The goals for Maggie Schmid’s students are straightforward: college and heaven.

It’s a motto written on a poster above the white board at the front of Schmid’s classroom at School of Our Lady in Santa Ana, serving as a daily reminder of the priorities that her third-grade students must work toward.

“We incorporate the heart and mind,” Schmid said. “We want our students to be aware of college and have higher education goals, but we also want to help them understand who they are as people. That comes before any academic goal. There’s only kindness in my classroom.”

Schmid, a 2016 graduate of the University of Notre Dame, is part of the university’s Alliance for Catholic Education (ACE) program. She’s in her second year teaching at School of Our Lady.

ACE places recent graduates in classrooms of Catholic schools across the U.S. The new teachers spend the academic year in the classroom and take graduate-level education courses during the summer. After completing the program in two years, they earn a master’s degree in education.

In Schmid’s classroom, students learn both individually and in small groups. They rotate through different subjects and activities – spelling, religious studies, math and English – often all in the same morning. Although Schmid uses traditional classroom teaching methods, she emphasizes technology as a foundation for learning. Schmid incorporates ST Math, a program used across Diocese of Orange schools that empowers students to learn at their own pace, through adaptive math programs. All students are issued an iPad or Chromebook laptop with customizable learning programs.

“Technology gives us the ability to access resources our students often don’t have at home,” Schmid said. “It also allows me to differentiate between different learning levels, allowing me to tailor instruction to each individual student. Technology keeps students engaged.”

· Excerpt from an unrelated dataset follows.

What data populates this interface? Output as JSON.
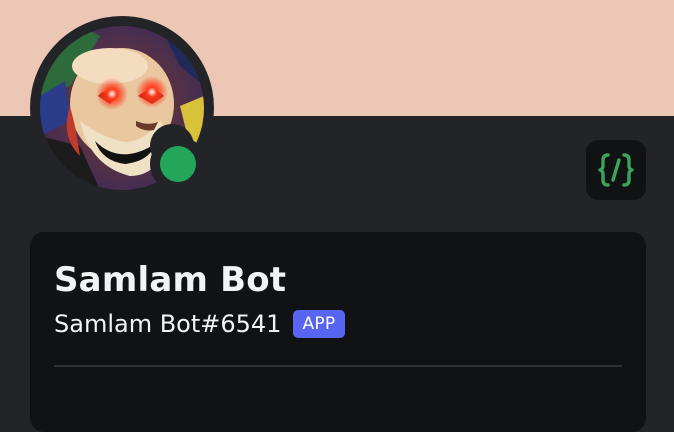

Schmid, who grew up in South Bend, Ind., majored in psychology, but always wanted to pursue teaching, especially in schools serving Hispanic populations. She said her experience teaching in an economically diverse area like Santa Ana has been rewarding, and she’s developed a newfound gratitude for education.

“The moment you step into a teaching position you earn a gratitude for every teacher you’ve ever had,” Schmid said. “Teaching is a heavy-input profession – there’s a lot that goes into it. I’ve learned so much every day. I’ve learned that God has a plan. And it’s awesome.”


To learn more about the ACE program, visit